To make it easier to reach the right customers on search, Google Ads made changes in April to phrase match by incorporating similar behaviours of broad match modifier (BMM). The changes only apply to certain languages for now, but they are to be rolled out to all languages by July 2021.
What are the behaviours of BMM?
BMM has similar behaviours to broad match but it only shows ads in searches including words designated with a plus sign or close variations of them.
For example, if a customer is looking for cheap wireless headphones the keyword matches to insert into Google Ads campaigns would need to be:
- +wireless; and
If a customer searched for “cheap and light headphones” your BMM would work as it would pick up on the word cheap and the word headphones.
What was the behaviour of Phrase match before the changes?
Phrase match shows searches that match a phrase or close variations of that phrase with additional words before or after the phrase.
It did not show results if a word was added to the middle of the phrase.
For example, if you were to set a phrase match keyword for “cheap headphones” and a customer searched “cheap wireless headphones”, the phrase match would not work. However, if the customer searched “wireless cheap headphones” then the phrase match would work as the word “wireless” is not added in between the keywords.
What are the behaviours of Phrase match after the changes?
Phrase match now allows for ads to appear on searches that include the meaning of your keywords. The meaning of the keywords can be implied or alternatively user searches can be a more specific form of the meaning.
For example, phrase match keywords like “cheap headphones” will match under queries like “cheap wireless headphones” and “cheap blue headphones”.
Furthermore, phrase match keywords like “holiday in Zambia” will match under queries like “holiday spots in Zambia” and phrase match keywords like “women’s boots” will match under queries like “new women’s size 37 boots”.
Note that adding a word in between the keywords no longer means a query will not match, in contrast with the behaviour of Phrase match prior to the changes.
Phrase match is now more flexible than exact match but more targeted than broad match.
As phrase match has expanded to cover additional BMM traffic (while maintaining respect for the word order when it’s important to the meaning), Google will be phasing out support for BMM over the next several months.

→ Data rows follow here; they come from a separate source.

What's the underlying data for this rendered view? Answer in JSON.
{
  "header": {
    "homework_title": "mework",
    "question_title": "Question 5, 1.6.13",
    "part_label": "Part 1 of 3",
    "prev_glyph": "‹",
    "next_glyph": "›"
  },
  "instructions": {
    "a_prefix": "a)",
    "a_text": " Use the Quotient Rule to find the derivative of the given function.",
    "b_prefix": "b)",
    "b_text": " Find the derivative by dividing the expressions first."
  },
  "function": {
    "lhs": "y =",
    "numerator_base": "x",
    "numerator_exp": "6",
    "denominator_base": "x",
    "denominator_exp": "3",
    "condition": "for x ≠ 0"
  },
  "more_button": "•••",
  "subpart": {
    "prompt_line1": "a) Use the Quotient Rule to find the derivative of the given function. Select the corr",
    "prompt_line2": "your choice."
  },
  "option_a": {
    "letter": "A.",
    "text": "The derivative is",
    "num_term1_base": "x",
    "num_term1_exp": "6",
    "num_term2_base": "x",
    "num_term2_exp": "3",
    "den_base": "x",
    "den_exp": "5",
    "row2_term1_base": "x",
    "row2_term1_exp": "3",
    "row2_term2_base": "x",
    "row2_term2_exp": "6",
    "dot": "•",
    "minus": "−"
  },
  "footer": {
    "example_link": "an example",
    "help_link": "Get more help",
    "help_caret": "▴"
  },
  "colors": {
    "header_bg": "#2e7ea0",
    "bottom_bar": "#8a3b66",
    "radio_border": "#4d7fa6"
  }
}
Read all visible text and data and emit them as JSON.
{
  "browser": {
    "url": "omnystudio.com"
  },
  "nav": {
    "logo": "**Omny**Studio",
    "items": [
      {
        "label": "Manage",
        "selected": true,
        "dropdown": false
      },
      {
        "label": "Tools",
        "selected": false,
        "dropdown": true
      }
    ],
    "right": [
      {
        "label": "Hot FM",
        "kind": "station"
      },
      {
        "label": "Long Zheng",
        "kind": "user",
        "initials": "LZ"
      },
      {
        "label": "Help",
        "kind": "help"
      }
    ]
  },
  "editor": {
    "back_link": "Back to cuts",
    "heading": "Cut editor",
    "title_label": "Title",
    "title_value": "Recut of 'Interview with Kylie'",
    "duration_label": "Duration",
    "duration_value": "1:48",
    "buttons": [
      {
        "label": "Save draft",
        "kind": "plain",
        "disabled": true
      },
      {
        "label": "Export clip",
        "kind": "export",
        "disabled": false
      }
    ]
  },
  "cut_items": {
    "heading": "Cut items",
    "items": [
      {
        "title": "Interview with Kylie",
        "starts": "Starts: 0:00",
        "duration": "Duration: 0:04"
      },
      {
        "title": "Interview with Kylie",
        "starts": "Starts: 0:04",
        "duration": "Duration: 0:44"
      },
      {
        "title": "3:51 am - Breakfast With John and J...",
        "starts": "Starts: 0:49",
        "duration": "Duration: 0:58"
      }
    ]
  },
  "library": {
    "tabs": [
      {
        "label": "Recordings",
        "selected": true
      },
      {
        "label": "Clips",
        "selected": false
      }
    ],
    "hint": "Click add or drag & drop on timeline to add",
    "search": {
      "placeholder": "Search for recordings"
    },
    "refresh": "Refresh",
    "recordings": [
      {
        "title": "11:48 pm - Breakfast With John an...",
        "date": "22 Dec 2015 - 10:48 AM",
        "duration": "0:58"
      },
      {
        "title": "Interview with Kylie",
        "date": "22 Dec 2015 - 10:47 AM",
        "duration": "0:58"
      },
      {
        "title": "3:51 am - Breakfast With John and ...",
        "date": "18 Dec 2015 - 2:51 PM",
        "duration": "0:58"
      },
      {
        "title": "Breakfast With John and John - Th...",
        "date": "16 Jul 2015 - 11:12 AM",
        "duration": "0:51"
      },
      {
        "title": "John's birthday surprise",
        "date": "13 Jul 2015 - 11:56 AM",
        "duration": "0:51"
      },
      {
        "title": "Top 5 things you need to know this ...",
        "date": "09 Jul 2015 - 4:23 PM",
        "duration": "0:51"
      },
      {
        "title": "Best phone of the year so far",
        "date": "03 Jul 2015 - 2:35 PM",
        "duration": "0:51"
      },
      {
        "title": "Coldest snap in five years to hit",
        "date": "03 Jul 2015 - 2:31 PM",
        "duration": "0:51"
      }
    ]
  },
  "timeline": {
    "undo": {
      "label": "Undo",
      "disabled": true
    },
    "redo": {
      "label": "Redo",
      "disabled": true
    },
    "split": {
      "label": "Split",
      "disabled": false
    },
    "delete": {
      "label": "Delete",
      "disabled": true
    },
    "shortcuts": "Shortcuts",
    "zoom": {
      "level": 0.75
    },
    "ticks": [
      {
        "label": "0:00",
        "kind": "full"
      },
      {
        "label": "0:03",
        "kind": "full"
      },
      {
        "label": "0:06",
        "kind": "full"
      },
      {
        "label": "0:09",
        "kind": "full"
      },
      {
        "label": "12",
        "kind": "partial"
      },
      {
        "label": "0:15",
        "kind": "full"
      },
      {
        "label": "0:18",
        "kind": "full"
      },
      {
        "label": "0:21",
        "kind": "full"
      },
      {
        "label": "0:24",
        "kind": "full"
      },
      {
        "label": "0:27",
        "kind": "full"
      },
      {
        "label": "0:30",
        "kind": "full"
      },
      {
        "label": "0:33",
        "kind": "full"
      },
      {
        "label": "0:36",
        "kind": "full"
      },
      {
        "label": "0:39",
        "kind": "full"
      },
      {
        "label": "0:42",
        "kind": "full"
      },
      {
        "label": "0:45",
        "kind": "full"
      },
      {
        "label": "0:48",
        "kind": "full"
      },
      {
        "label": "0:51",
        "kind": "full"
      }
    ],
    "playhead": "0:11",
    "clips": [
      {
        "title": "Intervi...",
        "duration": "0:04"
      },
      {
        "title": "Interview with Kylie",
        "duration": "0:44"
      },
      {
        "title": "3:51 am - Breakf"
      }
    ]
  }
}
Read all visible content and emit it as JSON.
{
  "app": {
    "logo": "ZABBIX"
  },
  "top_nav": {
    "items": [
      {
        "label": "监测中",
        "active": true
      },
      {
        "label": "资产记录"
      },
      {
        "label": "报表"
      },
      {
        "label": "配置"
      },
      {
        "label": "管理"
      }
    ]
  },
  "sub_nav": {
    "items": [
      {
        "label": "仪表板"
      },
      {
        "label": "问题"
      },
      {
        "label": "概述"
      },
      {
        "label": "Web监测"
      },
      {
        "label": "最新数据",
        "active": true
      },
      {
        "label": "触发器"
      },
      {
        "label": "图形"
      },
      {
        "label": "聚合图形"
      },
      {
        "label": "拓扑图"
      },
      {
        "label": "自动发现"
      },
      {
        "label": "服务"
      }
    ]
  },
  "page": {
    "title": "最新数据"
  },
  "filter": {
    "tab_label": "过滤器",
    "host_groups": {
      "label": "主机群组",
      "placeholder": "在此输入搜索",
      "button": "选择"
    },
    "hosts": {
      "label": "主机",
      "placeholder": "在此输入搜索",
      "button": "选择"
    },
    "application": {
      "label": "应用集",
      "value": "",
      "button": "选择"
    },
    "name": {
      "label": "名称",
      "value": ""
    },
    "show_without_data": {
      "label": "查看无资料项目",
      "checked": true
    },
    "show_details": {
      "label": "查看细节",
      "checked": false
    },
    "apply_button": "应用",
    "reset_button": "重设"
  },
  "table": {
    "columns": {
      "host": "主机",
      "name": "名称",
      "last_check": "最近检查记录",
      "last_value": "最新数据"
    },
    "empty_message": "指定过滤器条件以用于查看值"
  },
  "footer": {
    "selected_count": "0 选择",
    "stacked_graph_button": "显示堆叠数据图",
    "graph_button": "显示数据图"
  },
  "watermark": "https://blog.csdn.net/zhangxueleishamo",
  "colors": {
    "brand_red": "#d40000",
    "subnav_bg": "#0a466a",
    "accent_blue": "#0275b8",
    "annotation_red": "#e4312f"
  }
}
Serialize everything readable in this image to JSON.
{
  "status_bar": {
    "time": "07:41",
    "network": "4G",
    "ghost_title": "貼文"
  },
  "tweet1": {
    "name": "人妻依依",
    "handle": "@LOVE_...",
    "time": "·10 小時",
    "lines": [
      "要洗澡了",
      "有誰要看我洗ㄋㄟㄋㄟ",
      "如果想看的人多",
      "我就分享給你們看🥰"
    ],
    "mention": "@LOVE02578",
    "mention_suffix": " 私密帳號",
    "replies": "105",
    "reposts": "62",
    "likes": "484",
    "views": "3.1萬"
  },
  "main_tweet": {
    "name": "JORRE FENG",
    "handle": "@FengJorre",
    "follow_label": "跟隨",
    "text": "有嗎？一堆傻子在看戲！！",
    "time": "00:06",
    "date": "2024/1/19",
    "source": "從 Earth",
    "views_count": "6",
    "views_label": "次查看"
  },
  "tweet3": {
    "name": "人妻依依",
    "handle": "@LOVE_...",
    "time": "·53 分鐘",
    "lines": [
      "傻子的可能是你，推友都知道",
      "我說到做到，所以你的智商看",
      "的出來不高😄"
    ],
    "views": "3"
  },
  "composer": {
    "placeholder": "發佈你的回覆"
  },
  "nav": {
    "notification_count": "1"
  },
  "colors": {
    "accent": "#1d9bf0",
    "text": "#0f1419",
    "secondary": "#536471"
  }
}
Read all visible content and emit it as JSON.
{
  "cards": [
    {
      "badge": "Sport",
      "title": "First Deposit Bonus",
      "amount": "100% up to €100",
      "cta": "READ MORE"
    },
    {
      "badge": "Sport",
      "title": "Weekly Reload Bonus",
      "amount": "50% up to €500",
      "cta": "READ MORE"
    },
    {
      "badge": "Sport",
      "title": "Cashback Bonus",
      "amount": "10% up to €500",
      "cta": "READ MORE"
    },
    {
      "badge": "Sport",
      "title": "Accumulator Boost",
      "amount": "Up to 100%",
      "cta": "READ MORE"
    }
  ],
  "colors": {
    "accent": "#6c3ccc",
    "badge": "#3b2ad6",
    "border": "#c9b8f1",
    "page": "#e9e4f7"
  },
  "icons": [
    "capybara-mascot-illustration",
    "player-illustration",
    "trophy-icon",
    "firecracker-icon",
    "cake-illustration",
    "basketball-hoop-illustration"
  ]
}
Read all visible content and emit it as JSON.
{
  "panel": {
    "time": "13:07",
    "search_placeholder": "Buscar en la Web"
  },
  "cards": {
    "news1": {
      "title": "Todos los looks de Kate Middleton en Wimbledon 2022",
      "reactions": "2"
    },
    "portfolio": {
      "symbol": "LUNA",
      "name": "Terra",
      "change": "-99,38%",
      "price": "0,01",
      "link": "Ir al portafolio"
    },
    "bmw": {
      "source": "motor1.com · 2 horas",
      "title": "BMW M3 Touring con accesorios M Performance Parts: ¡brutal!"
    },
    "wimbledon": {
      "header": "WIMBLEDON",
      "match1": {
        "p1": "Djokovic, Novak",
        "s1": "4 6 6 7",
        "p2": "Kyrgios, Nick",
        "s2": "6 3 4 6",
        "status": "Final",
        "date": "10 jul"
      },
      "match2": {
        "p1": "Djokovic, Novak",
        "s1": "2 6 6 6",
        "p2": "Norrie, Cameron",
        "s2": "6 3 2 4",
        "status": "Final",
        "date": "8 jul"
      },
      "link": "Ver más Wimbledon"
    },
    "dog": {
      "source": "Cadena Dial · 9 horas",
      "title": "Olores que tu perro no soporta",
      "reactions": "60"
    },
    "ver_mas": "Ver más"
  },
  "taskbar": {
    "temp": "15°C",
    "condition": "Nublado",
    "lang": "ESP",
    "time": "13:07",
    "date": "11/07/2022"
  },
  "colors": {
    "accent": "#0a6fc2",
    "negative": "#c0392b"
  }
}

In July the new behaviour of phrase match will be rolled out globally and the creation of new BMM keywords will no longer be possible. However, existing BMM keywords will continue to serve under the new behaviours.
The new changes being made to phrase match are designed to give you more control and a better reach to the right customers on search when creating Google Ad campaigns.